Book Review

Operation Typhoon: Hitler’s March on Moscow, October 1941 by David Stahel, Cambridge University Press, New York, 2013, 429 pages, $25.95.

Operation Typhoon is the third in Stahel’s trilogy on the war in the East. This book is a companion to his Kiev 1941 and picks up from the conclusion of that operation.

The issue with many books on Operation Typhoon is their failure to carefully delineate that Operation Typhoon was really two separate and distinct operations. The first phase was the devastating German attack that ripped asunder the Soviet defensive lines and rocked the Soviet Union onto its heels. It was of such devastating consequence that Moscow panicked, and the Soviet Union perhaps tottered on the brink of psychological collapse and defeat. Both weather and logistical matters forced the Germans to pause for conditions in which they could maneuver.

The second phase was the German last-gasp effort to capture Moscow, with the attendant dire consequences for not just the Wehrmacht but for the attendant survival of the Third Reich itself.

Those who want solely a combat-oriented book may be somewhat disappointed. Stahel, as he did with Kiev 1941, forces the reader to engage in a macro perspective of how Operation Typhoon fits into the overall war. Stahel gives us an overview of economics and ideology, and how these influences drove both sides’ actions – as well as a tactical overview and how the forces the foes went to war with in terms of weapons affected the campaign. The book primarily focuses on Vyzama-Bryansk, but I would expect Stahel to focus his effort on that. The success of Vzyama-Bryansk in a larger sense set the stage for the subsequent unhinging of Germany’s successes.

What Stahel sets forth in ugly detail is the infighting among German commanders. The picture painted of many figures, already tarnished by their acquiescence to the war of genocide in the east, is further eroded by their petty inability to work together for victory. For the modern American military leader, despite an era of some rock-star generals, these attributes seem unimaginable.

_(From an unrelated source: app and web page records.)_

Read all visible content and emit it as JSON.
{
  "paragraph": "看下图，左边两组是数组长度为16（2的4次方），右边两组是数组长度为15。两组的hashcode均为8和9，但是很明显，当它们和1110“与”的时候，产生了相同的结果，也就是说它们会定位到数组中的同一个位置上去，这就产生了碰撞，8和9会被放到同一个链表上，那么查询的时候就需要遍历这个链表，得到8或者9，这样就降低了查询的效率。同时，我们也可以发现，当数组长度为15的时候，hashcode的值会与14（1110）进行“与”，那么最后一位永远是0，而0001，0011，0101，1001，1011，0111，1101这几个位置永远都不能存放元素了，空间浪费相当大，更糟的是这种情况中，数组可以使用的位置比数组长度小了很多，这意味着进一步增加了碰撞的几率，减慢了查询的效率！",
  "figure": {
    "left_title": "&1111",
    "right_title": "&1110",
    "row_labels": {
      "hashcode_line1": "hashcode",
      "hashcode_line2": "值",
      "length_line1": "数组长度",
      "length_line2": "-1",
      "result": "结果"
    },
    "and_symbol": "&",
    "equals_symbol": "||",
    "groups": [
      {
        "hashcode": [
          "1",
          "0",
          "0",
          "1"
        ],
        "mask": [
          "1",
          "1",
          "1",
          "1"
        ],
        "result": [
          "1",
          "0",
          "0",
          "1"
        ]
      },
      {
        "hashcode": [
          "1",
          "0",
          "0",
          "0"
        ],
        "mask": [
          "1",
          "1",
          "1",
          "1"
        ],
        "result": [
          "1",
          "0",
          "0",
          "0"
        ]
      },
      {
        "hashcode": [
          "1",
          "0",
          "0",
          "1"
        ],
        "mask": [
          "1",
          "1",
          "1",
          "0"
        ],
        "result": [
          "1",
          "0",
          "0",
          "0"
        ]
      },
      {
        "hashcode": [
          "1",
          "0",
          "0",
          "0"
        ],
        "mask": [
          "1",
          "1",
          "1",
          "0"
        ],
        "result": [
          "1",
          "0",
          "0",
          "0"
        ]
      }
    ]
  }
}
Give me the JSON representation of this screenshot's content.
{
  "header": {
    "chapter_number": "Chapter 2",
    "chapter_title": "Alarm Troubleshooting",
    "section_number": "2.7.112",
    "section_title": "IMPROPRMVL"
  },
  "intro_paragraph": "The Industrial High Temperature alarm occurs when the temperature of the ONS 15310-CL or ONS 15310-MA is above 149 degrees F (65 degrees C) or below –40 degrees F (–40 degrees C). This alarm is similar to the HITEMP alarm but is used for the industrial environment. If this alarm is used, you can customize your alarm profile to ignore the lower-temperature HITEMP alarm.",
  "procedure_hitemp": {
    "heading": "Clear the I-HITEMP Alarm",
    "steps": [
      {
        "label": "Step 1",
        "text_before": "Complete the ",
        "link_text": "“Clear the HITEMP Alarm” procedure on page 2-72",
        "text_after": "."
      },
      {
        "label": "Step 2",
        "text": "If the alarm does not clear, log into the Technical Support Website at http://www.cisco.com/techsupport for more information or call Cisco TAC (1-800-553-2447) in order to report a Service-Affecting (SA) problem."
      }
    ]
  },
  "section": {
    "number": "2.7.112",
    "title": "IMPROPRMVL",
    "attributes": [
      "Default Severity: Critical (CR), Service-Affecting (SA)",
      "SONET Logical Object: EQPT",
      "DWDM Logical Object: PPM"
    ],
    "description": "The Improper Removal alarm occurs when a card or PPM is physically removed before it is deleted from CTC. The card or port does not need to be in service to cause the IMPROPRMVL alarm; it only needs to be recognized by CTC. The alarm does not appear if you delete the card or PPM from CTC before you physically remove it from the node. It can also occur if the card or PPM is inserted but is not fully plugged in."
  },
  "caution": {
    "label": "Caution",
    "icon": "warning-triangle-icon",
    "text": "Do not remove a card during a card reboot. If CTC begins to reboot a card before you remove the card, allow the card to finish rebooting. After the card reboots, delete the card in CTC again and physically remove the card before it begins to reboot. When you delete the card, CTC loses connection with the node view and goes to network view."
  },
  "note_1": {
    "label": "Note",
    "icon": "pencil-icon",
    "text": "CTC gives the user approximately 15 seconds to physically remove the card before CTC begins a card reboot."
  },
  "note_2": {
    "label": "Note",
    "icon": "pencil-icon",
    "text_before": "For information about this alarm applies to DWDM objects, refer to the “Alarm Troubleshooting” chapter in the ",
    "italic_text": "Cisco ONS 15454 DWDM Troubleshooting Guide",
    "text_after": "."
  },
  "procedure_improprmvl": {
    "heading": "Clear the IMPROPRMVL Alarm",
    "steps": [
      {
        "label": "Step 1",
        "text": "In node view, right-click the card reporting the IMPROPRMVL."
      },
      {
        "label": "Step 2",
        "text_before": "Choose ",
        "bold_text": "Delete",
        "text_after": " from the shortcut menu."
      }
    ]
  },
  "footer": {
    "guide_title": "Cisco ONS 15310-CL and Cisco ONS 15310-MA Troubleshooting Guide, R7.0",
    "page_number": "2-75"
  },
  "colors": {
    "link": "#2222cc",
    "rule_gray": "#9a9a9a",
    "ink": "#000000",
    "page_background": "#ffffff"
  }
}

Stahel continues with some of the themes from Kiev 1941, showing how worsening conditions only exacerbated many of the Wehrmacht’s flaws, primarily a poor logistical system and an air force stretched to the breaking point by substandard Russian airfields. His use of letters and commanders’ notebooks make for livelier and easier reading than David Glantz’ work.

Yet Stahel is not above making certain there are modern lessons for leaders that are immutable from Operation Typhoon. In fact, for those of us who have fought in the current war-on-terrorism campaigns, there are uncomfortable parallels of how perhaps we have won many tactical victories while losing the strategic initiative. Stahel concludes that Germany in this campaign still had operational superiority. What is interesting is he deftly analyzes both sides’ competing claims, skewering to some degree the official Soviet line of German superiority in numbers. Stahel takes the Soviets to task in his conclusion for not better preparing defensive works, as it was obvious that after the Battles of Smolensk in July-August 1941 that Kiev was but a diversion.

Unlike Kiev 1941, the maps in Operation Typhoon are first-rate, easy to understand and add value to the overall book. In Kiev Stahel wandered a bit, but in Operation Typhoon, his writing shot group is much tighter and well-focused. The book is well-cited, and I sense Stahel pays greater attention to Soviet archival material. Glantz speaks fondly of Operation Typhoon, noting simply, “It is a must-read.” My comments for Kiev 1941 I echo here, that for both the combat leader and the logistician, this book is very highly recommended.